God, I’m so sorry. I’m sorry I’ve taken Your lavish grace for granted, overlooking and underestimating my sin. Please forgive me. Please bring to mind the things I need to confess and give me the courage to turn them over to You. Thank You, Lord, for loving me so much that You died for my every sin. Thank You for not being content to leave me in my mess, for remembering me even when I forget how much I need You. Thank You, Jesus. Amen.
Excerpt from Journey to the Cross: Forty Days to Prepare Your Heart for Easter by Mary Carver.

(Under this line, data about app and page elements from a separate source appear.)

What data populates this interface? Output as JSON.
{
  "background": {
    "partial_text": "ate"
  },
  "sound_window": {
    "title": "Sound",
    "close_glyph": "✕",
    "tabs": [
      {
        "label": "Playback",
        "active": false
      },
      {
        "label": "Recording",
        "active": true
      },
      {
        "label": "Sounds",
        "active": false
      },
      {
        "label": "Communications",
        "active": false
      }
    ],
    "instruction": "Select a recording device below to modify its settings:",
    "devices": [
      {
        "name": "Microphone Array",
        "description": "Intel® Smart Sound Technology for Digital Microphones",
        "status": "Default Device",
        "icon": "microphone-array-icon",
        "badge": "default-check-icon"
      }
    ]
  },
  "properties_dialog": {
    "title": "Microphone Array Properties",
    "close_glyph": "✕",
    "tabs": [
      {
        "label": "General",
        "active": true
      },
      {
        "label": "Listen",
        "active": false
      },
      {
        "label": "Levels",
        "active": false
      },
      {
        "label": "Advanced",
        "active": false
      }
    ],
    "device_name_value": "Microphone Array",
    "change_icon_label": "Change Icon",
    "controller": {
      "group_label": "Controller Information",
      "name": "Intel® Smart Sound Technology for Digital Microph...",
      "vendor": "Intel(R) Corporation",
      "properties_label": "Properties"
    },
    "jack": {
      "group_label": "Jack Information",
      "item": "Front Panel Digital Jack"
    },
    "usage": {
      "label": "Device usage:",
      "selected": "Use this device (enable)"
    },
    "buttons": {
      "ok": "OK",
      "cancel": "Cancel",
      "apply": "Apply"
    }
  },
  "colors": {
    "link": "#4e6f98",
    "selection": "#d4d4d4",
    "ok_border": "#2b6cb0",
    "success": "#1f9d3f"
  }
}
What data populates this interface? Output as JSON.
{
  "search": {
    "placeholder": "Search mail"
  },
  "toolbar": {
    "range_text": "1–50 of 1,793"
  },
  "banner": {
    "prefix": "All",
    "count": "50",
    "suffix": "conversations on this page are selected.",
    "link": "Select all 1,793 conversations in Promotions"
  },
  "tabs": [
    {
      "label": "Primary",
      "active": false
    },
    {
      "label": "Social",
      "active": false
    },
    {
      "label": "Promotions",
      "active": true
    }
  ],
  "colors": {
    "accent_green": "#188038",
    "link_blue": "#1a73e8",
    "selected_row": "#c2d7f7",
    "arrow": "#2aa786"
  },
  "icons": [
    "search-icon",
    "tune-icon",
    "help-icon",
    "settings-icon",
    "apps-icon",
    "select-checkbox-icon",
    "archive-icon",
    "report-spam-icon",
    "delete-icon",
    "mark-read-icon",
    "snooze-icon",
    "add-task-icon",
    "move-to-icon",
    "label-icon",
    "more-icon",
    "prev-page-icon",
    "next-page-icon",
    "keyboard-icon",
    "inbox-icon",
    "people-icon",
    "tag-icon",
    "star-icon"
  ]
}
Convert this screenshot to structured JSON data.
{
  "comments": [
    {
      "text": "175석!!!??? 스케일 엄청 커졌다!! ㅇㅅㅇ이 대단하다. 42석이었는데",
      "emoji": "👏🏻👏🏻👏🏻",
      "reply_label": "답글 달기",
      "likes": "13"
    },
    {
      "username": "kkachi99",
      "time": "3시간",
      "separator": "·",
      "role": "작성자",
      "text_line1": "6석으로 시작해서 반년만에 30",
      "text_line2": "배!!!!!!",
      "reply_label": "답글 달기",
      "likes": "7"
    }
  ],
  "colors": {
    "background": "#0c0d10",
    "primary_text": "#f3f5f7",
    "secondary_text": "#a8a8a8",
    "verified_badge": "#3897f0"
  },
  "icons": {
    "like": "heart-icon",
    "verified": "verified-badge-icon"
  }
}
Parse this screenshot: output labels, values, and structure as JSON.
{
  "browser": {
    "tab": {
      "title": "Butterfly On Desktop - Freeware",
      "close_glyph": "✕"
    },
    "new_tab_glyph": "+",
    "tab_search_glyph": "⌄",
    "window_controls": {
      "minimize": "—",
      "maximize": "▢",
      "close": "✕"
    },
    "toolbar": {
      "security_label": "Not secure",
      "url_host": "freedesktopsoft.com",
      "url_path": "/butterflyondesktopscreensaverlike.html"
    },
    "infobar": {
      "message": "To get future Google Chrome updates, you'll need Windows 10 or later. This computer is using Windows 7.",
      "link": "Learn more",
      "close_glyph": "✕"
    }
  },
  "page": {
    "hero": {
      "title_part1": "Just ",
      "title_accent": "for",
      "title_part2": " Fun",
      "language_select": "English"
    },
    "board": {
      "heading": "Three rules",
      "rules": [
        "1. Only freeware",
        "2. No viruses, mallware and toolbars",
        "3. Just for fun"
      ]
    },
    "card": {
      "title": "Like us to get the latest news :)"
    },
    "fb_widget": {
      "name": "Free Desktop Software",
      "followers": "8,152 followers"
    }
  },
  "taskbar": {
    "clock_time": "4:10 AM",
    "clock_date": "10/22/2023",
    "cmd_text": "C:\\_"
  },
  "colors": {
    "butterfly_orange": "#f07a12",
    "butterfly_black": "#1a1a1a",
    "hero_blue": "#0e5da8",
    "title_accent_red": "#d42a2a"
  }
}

It’s not too late to have a meaningful Lenten season. Let us send you a FREE sampler from our Lenten devotional, Journey to the Cross! Journey to the Cross: Forty Days to Prepare Your Heart for Easter was written with women of all stages in mind so that we can all better experience the power and wonder of Easter with intentionality and depth. Also, join us daily in our Instagram stories for a brief passage, prayer, or Scripture from Journey to the Cross. We hope it will bless your Lenten season.
Thank God and thank you you for sharing, everyone needs this ! Everyday is a New Beginning, everyday I need EASTER Resurrection in my ❤ and Christmas and Pentecost
Kathy Francescon says
AMEN! AMEN! I cry bitter tears for my sins and all the time I wasted l walking in darkness. I cry for this broken world, I cry for all the sin and brokenness of God’s beautiful world. I cry for every anger, hate, bitterness, hurt, and confusion. I cry that the devil as a roaring lion has devoured so many. I cry at the disrespect and unbelief that is taking over peoples minds and heart. I wail, I cry, in sorrow and pain. I need to do more, to stand up and be a true warrior for our Father in Heaven. I cry because I will never be able to do enough to thank my God for choosing me to be blessed, loved, and allowing me the honor and privilege of belonging to Him! HE IS GOD AND THERE IS NO OTHER!
Thank you! I learned a hard lesson and the Lord exposed a place of healing in my heart. I sent out a request to my family expecting a response. I received none. I got offended. This has revealed an area of unforgiveness towards those who appear to reject me.
Sheree Fore says
Thank you for offering this to us.
Marilyn Kok says
Thank you for the offer of the free devotional.
Beth Williams says
Oh how easy it is to ask forgiveness in our quiet alone times & then move on. It is much harder when we must confess to others out loud. God wants true repentance-a turning away from the sin! The best way to do that is openly confide in friends who will love you as Jesus would.
This is my prayer for repentance. Making sure there isn’t any unconfessed sin or regret in my heart. Search me, O God, and know my heart: try me, and know my thoughts: And see if there be any wicked way in me, and lead me in the way everlasting.I ask you first to cleanse my heart and show me if there is any unconfessed sin in my own life I thank you that through your name, I can come boldly before you and pray with confidence, according to your will and know that you hear me.
Sharon McRoy says
What a sweet and timely message, Mary. More and more I, too, find myself convicted of sin – usually the sin of judging others (too often the same sins of which I am guilty). He has humbled my heart considerably, brought me to tears and repentance over and over. Through it all, He is creating in me a new heart, filled with more mercy, grace and forgiveness for my “enemies” – all in answer to a contrite heart. Much of the change within has come from deep, painful soul-searching resulting in shame and abhorrence at my unloving spirit and unlovable attitudes of festering anger and pride. The more I delve into His Word, meditate on His love, His plan, and His love in action, the more He has changed this foolish woman.